Task material —

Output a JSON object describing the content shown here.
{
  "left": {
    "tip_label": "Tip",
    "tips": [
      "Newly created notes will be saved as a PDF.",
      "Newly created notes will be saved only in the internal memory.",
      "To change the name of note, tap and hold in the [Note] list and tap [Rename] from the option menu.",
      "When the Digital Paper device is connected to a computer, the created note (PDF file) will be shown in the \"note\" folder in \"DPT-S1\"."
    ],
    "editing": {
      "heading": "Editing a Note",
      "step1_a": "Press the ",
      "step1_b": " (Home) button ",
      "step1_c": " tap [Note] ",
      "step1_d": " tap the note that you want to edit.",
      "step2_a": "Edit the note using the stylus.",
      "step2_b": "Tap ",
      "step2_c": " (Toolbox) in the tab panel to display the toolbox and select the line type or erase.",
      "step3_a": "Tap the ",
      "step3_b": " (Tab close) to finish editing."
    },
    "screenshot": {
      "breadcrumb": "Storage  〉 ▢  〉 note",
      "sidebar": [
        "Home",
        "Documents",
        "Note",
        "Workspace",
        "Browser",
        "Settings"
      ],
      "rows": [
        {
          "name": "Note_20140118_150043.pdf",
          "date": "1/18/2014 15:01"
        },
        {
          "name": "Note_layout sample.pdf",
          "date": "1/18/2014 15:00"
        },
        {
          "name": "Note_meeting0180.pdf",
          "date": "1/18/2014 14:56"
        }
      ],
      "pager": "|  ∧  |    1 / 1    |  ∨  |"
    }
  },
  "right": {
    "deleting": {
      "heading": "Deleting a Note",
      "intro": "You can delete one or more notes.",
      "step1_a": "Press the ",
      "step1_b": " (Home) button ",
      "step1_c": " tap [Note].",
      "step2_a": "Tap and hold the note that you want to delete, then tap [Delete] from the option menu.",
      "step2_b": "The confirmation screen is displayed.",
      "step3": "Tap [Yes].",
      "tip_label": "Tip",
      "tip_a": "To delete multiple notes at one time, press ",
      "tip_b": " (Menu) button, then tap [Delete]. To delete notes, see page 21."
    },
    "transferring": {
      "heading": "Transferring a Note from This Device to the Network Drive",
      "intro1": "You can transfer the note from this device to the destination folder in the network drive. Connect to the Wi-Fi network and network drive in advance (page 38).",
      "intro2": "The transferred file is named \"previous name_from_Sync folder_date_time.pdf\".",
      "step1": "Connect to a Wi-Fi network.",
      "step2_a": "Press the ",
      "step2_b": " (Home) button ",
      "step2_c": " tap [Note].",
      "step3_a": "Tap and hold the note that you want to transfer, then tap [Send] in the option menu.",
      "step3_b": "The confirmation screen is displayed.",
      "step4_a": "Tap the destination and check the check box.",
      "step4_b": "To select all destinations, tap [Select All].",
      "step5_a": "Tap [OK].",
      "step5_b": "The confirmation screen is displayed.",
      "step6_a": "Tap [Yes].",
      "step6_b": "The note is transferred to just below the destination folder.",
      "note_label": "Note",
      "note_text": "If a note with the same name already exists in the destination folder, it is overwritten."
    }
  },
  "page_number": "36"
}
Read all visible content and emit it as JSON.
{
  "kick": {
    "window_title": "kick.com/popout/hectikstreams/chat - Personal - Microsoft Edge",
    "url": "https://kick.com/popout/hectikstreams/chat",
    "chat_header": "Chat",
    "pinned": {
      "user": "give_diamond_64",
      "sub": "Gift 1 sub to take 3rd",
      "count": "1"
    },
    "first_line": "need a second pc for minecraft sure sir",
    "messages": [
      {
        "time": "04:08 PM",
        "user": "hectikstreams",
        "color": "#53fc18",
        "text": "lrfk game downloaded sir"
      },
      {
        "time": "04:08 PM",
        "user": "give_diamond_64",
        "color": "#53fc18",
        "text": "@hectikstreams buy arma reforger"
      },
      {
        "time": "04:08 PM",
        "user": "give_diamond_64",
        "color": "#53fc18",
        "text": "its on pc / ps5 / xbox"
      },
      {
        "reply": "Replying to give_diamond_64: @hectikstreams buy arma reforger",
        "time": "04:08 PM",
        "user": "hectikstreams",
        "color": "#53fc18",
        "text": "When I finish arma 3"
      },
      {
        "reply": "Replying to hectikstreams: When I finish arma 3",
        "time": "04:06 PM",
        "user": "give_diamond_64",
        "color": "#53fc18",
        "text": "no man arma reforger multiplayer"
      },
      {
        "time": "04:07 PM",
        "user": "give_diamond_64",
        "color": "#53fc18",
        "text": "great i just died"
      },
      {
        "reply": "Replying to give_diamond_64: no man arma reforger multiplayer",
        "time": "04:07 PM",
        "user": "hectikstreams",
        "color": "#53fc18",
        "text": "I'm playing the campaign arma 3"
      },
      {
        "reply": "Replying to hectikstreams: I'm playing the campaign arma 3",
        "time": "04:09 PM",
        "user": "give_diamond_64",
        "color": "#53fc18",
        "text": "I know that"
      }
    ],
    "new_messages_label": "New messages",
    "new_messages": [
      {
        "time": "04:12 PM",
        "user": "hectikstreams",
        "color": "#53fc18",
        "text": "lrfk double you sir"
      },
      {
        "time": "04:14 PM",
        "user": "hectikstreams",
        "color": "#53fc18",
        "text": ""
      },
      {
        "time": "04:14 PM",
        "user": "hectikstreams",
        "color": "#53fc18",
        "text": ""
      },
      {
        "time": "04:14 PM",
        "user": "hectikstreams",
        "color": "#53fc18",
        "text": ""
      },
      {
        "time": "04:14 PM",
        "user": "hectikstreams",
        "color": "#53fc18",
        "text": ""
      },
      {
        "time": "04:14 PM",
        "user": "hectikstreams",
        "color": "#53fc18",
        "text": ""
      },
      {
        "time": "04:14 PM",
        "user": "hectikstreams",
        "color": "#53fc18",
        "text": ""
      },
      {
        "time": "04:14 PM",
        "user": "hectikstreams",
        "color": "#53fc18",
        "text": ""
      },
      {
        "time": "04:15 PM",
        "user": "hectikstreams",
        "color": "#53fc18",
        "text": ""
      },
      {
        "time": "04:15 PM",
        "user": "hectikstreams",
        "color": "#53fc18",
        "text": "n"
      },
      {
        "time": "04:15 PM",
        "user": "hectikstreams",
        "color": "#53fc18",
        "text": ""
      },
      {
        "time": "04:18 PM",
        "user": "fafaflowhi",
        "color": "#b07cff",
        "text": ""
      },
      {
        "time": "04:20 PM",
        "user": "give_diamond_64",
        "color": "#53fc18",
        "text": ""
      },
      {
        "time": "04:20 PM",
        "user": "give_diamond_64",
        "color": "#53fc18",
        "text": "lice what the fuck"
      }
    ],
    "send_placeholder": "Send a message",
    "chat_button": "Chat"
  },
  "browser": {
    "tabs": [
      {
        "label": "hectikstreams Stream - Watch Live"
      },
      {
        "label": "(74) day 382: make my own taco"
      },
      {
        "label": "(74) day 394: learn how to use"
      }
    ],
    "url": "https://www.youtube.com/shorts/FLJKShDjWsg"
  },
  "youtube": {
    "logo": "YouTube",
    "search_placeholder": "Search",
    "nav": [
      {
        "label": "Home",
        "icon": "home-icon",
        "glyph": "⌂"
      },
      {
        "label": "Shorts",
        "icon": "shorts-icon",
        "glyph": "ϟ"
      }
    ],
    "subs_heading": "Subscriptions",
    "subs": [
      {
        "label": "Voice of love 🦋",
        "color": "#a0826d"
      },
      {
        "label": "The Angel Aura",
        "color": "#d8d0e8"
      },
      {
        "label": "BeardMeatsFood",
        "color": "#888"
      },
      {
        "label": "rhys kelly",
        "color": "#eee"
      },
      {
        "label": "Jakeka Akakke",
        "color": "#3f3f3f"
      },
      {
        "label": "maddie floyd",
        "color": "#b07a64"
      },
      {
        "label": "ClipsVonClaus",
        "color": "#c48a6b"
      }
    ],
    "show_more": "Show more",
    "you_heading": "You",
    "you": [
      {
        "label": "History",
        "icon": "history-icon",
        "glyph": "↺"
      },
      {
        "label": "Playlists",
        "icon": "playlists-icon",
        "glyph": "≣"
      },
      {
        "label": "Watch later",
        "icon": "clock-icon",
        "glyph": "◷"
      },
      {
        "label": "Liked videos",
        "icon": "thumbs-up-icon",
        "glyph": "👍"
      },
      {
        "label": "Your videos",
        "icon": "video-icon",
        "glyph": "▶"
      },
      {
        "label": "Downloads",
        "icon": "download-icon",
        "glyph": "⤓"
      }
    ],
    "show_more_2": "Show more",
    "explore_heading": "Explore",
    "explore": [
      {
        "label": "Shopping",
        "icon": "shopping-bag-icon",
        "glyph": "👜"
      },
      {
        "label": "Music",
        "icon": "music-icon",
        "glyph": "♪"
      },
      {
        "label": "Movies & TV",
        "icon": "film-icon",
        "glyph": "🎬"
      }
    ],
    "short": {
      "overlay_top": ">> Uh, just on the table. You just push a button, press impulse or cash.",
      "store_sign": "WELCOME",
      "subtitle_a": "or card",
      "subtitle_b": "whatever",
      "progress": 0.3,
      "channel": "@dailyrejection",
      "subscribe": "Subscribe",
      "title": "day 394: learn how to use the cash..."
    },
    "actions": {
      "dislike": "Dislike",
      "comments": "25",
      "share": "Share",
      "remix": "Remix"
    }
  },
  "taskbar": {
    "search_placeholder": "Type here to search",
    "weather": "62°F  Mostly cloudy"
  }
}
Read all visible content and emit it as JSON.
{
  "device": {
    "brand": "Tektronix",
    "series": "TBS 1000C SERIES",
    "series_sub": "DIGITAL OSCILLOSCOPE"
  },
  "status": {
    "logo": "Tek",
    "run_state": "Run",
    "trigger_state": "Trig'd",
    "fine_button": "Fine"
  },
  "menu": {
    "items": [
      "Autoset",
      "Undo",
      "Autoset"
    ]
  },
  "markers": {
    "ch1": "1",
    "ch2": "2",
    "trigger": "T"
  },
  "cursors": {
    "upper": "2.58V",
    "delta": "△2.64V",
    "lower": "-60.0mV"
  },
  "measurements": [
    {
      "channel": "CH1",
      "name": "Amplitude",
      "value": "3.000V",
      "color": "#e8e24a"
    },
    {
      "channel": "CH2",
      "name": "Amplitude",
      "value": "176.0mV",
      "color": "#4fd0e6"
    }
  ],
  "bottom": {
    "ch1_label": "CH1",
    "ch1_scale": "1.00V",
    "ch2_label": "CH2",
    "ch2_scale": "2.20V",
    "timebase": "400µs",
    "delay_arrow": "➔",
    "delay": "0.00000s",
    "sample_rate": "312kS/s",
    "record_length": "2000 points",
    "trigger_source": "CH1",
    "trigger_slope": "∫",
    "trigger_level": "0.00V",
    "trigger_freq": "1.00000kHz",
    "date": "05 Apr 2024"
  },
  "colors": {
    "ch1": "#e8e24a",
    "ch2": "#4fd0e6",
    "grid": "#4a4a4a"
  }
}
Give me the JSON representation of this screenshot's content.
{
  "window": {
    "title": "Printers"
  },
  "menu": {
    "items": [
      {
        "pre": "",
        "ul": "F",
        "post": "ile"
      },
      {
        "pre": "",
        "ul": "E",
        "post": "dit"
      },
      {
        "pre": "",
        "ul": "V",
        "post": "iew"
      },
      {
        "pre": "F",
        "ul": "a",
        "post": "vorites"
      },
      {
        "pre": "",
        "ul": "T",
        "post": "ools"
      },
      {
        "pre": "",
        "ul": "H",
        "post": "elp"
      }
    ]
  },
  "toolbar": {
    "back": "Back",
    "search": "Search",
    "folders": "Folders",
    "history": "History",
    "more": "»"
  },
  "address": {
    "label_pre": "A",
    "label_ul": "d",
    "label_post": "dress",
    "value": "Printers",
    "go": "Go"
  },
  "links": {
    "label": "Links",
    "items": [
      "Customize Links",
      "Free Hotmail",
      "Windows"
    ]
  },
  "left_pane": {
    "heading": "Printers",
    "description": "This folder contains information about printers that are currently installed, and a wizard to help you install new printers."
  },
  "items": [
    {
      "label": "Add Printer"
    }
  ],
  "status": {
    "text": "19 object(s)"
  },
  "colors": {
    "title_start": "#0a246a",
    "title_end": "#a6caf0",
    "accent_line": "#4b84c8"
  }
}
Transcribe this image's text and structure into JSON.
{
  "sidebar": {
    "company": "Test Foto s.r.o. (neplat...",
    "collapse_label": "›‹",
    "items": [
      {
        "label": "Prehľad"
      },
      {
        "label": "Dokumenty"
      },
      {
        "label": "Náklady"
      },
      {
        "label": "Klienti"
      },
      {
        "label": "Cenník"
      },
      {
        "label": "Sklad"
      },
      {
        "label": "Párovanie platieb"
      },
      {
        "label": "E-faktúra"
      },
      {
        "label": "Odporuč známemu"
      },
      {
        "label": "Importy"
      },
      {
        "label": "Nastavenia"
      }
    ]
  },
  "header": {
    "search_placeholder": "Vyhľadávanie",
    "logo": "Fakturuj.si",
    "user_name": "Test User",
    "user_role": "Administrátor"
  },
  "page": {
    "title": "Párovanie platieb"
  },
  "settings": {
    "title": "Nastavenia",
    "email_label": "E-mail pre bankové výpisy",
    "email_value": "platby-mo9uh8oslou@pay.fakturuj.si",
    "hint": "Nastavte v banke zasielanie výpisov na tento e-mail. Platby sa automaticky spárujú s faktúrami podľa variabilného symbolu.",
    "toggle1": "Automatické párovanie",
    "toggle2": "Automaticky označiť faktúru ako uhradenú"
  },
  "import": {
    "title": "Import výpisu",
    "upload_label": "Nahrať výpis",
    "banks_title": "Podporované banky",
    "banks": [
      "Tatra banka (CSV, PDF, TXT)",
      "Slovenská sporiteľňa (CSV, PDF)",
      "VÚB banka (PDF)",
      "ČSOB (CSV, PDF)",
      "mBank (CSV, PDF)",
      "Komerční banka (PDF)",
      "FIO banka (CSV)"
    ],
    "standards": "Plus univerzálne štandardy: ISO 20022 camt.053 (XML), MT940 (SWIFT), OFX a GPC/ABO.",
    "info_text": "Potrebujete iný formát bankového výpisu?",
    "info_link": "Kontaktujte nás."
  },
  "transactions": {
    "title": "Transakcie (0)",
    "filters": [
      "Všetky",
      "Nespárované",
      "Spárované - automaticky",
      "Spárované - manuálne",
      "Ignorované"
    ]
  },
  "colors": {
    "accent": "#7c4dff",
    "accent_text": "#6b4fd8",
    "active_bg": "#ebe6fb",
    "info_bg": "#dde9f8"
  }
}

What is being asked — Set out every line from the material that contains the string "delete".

The completed task —
      "intro": "You can delete one or more notes.",
      "step2_a": "Tap and hold the note that you want to delete, then tap [Delete] from the option menu.",
      "tip_a": "To delete multiple notes at one time, press ",
      "tip_b": " (Menu) button, then tap [Delete]. To delete notes, see page 21."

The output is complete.